(PROBLEM DETAILS):
Would you print the whole listing again, exactly?

**** EXTRACTED RECORDS ****

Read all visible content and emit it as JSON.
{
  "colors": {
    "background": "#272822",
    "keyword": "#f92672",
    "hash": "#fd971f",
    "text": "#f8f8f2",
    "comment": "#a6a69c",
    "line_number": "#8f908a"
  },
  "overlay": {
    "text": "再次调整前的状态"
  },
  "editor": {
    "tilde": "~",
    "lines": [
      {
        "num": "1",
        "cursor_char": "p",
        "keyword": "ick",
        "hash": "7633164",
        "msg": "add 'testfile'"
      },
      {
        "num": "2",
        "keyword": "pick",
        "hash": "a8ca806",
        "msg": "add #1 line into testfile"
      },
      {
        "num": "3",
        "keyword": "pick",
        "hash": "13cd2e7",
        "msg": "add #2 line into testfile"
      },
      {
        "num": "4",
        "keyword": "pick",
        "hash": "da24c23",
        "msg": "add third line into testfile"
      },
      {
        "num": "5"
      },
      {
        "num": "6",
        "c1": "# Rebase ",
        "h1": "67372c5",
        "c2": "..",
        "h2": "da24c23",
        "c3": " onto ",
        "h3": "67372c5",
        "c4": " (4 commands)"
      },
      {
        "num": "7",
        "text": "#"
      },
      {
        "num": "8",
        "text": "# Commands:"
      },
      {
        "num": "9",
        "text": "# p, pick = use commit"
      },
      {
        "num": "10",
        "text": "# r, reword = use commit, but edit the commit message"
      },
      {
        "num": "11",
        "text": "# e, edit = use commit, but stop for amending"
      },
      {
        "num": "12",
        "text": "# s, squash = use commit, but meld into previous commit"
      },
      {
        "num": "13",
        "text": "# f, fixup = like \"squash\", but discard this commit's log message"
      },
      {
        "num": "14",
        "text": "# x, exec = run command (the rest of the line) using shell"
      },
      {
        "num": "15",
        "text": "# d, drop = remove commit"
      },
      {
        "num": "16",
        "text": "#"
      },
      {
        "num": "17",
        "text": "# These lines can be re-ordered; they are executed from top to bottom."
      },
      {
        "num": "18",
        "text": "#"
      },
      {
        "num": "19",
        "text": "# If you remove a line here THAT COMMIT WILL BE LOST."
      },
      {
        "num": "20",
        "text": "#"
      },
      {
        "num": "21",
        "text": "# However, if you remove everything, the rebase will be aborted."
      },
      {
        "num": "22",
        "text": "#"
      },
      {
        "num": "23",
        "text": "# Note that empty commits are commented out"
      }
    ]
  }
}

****

(FINISHED EXERCISE):
Read all visible content and emit it as JSON.
{
  "colors": {
    "background": "#272822",
    "keyword": "#f92672",
    "hash": "#fd971f",
    "text": "#f8f8f2",
    "comment": "#a6a69c",
    "line_number": "#8f908a"
  },
  "overlay": {
    "text": "再次调整前的状态"
  },
  "editor": {
    "tilde": "~",
    "lines": [
      {
        "num": "1",
        "cursor_char": "p",
        "keyword": "ick",
        "hash": "7633164",
        "msg": "add 'testfile'"
      },
      {
        "num": "2",
        "keyword": "pick",
        "hash": "a8ca806",
        "msg": "add #1 line into testfile"
      },
      {
        "num": "3",
        "keyword": "pick",
        "hash": "13cd2e7",
        "msg": "add #2 line into testfile"
      },
      {
        "num": "4",
        "keyword": "pick",
        "hash": "da24c23",
        "msg": "add third line into testfile"
      },
      {
        "num": "5"
      },
      {
        "num": "6",
        "c1": "# Rebase ",
        "h1": "67372c5",
        "c2": "..",
        "h2": "da24c23",
        "c3": " onto ",
        "h3": "67372c5",
        "c4": " (4 commands)"
      },
      {
        "num": "7",
        "text": "#"
      },
      {
        "num": "8",
        "text": "# Commands:"
      },
      {
        "num": "9",
        "text": "# p, pick = use commit"
      },
      {
        "num": "10",
        "text": "# r, reword = use commit, but edit the commit message"
      },
      {
        "num": "11",
        "text": "# e, edit = use commit, but stop for amending"
      },
      {
        "num": "12",
        "text": "# s, squash = use commit, but meld into previous commit"
      },
      {
        "num": "13",
        "text": "# f, fixup = like \"squash\", but discard this commit's log message"
      },
      {
        "num": "14",
        "text": "# x, exec = run command (the rest of the line) using shell"
      },
      {
        "num": "15",
        "text": "# d, drop = remove commit"
      },
      {
        "num": "16",
        "text": "#"
      },
      {
        "num": "17",
        "text": "# These lines can be re-ordered; they are executed from top to bottom."
      },
      {
        "num": "18",
        "text": "#"
      },
      {
        "num": "19",
        "text": "# If you remove a line here THAT COMMIT WILL BE LOST."
      },
      {
        "num": "20",
        "text": "#"
      },
      {
        "num": "21",
        "text": "# However, if you remove everything, the rebase will be aborted."
      },
      {
        "num": "22",
        "text": "#"
      },
      {
        "num": "23",
        "text": "# Note that empty commits are commented out"
      }
    ]
  }
}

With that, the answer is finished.